Railroad gave life and took life from community
Remember the article in the Shelby County Reporter story about Bob Kendrick whose round-trip to Bessemer to trade goods for his store at K-springs took three days?
I recently received an e-mail from Lawrence Kendrick Jr., a grandson of Bob.
He does not remember his grandfather, he said, because Bob died in a railroad accident in 1906. But he remembers his father Lawrence, the infant in the photograph accompanying the story, and his grandmother Susan Ella Davis Kendrick, the lady holding the infant..
He remembers, too, his Aunt Era, Bob and Susan Ella’s youngest daughter who shared old family photos and stories with me before her death around 20 years ago.
It was Era Kendrick Crim who first told me the story of her father’s accident.
She was around nine at the time.

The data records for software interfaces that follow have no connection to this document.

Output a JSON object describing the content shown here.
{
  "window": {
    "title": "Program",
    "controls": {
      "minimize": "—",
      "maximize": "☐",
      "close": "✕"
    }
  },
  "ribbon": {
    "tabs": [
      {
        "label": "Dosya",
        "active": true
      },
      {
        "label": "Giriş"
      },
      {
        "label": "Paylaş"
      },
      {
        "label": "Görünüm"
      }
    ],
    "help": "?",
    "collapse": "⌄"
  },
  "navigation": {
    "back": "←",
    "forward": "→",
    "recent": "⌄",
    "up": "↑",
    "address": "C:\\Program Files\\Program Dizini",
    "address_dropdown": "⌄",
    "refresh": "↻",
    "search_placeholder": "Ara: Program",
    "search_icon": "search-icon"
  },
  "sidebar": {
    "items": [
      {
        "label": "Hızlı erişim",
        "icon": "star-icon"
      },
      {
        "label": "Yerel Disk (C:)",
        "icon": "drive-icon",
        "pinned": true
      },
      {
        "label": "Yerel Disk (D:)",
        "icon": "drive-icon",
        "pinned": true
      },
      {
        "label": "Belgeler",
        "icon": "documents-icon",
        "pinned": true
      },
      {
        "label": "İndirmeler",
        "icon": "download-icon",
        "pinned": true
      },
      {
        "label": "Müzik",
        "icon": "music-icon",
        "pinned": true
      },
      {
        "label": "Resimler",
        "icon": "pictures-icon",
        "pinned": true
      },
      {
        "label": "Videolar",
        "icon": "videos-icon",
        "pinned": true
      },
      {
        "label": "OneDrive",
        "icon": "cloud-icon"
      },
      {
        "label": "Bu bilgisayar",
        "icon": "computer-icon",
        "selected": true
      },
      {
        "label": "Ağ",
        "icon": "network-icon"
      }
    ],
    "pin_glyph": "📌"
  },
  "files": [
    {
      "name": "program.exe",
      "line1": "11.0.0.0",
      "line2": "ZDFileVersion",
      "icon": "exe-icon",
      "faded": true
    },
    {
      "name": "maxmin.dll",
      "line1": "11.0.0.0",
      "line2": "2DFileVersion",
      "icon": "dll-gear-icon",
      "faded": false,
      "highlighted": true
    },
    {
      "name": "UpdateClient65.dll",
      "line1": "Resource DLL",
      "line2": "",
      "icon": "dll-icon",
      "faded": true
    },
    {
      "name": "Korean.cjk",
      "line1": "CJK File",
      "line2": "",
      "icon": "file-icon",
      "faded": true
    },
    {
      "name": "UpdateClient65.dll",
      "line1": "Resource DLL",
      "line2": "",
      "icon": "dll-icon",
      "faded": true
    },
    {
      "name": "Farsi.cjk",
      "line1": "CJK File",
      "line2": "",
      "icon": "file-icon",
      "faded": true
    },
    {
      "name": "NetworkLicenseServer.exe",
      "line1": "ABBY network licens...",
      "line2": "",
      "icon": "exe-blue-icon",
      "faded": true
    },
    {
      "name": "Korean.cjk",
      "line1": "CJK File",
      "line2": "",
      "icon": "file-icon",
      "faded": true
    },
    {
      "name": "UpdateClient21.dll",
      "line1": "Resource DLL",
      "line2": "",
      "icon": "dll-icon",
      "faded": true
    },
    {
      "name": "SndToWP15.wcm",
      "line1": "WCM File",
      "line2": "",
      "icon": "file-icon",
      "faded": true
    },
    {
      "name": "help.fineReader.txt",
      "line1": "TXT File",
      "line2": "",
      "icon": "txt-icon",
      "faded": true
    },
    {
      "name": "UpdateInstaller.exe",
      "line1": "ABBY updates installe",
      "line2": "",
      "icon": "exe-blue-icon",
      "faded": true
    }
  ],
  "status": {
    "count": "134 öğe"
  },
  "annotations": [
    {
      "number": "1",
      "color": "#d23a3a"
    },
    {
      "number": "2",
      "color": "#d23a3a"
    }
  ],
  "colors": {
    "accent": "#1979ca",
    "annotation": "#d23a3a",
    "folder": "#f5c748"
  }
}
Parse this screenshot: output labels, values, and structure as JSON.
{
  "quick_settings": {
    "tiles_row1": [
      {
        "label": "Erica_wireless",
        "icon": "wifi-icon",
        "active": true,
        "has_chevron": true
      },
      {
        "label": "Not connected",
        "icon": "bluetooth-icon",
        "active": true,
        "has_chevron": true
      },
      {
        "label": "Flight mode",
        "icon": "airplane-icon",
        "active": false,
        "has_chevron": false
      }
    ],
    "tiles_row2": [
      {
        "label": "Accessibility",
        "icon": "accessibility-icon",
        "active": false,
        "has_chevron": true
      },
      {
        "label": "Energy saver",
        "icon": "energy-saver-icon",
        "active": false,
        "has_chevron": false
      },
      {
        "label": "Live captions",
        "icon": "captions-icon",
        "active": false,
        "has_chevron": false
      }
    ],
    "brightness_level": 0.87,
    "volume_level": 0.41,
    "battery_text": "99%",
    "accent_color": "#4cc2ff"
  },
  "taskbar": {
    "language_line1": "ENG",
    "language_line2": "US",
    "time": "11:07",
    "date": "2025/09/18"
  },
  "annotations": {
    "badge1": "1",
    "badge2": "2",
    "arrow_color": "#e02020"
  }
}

A union of farmers, who held meetings at the K-Springs church building, had convinced Bob to combine his store with theirs and operate one large store near where the railroad was going through The Narrows.
He began work at the new store while work was still being done on the store and the railroad. When railroad workers got ready to blast, they would blow a whistle, but one day they didn’t blow it soon enough.
Crim recalled, “There were eight men in the store and they all ran for cover, diving under the table and just anything. But they said my daddy just turned and leaned his head down against the big mantle. I guess he thought the chimney would protect him.”
But it didn’t. A large rock hit him on the head and killed him.
At the time of Bob’s death, Lawrence, the baby in the old, family photograph, would have been around 18.
The rock that killed Robert L. (Bob) Kendrick was placed on his grave in the Pleasant Valley Cemetery and is still there.